Another strategy consists in considering that the effects of instabilities are too chaotic to be predicted and that the fluctuations have to be described as a function of probabilistic input, output, deposition and entrainment in a specific window. This statistical approach uses a stochastic model to represent the observable fluctuations. This model aims at giving the probability distribution function of bed load flux for different types of flows and beds.
Looking closer at this shallow-water/granular-bed system, this research proposal aims to test and improve the stochastic approach in the context of mountain rivers.
Experiments will be conducted 2-D flume, 2 to 5% inclined and with transport conditions close to the incipient motion. Under these conditions, the developed bed forms are anti-dunes for which the surface gravity waves are in phase with the bed profile. To extract information from this system, various measurements will be combined. Particle Tracking to follow the grain dynamics, Particle Image Velocimetry to follow the hydrodynamics, and live video treatment to record bed load flux will be used. We will focus on the dependence of the fluctuations in bed load transport flux and the anti-dune geometry with different parameters (water discharge, mean bed load rate, grain diameter, Froud number, Shields number).
Based on the collected data, the stochastic approach will be evaluated and corrections that account for the periodic fluctuations of bed load transport due to the migrating bed forms will be introduced in the model.
|Gauthier Rousseau, Angeliki Sklivaniti, Daniel Vito Papa, and Christophe Ancey

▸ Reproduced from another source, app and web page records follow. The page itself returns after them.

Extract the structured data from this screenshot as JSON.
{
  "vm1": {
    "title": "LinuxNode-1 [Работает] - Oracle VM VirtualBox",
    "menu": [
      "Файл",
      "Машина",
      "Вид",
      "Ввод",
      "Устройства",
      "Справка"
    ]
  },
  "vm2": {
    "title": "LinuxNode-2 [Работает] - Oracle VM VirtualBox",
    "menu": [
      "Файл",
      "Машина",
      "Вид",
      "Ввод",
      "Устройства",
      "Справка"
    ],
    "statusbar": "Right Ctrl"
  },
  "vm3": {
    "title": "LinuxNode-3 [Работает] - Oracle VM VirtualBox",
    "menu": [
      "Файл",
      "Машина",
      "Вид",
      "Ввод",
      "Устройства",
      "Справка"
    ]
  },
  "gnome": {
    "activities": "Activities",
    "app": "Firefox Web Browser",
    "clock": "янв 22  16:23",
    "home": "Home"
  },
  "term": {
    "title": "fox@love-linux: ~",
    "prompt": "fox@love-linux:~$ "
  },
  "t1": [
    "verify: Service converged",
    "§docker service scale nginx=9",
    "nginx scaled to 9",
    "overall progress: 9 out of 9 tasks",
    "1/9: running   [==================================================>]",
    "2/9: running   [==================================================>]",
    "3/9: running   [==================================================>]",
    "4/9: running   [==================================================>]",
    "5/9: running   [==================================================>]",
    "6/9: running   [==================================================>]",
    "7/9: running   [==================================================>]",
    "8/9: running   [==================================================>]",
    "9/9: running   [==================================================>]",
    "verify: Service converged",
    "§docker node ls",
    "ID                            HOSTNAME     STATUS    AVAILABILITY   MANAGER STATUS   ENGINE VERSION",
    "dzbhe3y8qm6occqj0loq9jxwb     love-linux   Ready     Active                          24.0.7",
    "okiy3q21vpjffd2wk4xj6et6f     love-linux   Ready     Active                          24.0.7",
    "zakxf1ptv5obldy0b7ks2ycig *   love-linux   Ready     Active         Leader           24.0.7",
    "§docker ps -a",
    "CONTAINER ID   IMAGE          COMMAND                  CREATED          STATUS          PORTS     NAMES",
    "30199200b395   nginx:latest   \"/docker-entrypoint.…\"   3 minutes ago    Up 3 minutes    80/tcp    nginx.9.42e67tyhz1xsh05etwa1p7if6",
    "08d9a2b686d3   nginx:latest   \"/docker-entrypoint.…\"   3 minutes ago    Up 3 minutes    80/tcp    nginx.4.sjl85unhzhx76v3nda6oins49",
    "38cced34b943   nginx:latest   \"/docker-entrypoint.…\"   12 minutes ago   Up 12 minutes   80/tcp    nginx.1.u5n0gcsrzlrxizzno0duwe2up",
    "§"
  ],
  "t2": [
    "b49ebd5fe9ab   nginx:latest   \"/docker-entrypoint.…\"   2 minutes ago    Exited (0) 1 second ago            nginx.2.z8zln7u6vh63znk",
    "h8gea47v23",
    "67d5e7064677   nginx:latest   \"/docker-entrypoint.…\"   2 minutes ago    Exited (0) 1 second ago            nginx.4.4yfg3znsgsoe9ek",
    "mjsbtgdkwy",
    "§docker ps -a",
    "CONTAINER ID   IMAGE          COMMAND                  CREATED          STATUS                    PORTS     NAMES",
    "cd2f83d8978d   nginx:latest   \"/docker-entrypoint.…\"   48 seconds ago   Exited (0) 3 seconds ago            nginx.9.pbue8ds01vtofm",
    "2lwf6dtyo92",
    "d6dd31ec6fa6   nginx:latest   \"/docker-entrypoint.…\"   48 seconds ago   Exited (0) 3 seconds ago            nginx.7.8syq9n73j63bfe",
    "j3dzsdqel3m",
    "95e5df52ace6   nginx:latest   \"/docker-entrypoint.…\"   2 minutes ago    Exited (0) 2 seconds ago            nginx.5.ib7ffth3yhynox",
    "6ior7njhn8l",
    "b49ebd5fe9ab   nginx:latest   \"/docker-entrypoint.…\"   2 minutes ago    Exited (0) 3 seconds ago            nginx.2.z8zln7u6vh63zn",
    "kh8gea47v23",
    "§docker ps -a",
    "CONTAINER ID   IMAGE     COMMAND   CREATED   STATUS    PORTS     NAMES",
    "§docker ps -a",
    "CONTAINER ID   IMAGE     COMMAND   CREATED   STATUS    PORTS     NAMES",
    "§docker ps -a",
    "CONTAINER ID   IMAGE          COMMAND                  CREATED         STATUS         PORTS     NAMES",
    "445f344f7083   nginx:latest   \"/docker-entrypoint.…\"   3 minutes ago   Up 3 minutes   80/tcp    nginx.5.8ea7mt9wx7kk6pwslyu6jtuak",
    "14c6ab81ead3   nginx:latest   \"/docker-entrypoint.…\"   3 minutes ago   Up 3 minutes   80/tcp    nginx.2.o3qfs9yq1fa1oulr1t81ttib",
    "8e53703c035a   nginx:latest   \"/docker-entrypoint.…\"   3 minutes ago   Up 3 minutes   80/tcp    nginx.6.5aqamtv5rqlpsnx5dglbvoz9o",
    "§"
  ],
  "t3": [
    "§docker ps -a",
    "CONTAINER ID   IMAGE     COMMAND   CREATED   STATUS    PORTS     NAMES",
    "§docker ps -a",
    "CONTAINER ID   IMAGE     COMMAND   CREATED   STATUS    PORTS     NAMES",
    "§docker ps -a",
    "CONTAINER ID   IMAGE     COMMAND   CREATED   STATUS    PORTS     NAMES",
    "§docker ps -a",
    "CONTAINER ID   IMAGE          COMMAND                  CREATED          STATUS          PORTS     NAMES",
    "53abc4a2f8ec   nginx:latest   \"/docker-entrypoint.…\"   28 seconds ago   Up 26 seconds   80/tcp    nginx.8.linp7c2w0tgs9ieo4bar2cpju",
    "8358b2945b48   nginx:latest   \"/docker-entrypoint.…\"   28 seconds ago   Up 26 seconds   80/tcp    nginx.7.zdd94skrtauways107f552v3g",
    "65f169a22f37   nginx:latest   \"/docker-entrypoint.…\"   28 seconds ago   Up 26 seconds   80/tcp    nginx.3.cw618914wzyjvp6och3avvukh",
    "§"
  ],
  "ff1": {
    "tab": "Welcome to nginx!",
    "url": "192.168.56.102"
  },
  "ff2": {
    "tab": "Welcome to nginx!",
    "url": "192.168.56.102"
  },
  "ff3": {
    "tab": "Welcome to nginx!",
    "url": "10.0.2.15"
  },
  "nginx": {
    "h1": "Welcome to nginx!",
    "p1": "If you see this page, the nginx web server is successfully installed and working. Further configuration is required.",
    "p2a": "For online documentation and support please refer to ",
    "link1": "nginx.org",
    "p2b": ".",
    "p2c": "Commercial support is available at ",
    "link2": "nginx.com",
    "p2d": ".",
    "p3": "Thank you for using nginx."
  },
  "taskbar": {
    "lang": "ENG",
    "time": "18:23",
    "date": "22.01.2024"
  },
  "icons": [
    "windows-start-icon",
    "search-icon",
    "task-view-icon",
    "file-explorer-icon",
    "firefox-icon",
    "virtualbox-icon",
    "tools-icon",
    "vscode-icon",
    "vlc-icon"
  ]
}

Talk presented at EGU 2017
|The role of the hyporheic flow on sediment transport processes : an experimental approach using particle image velocimetry|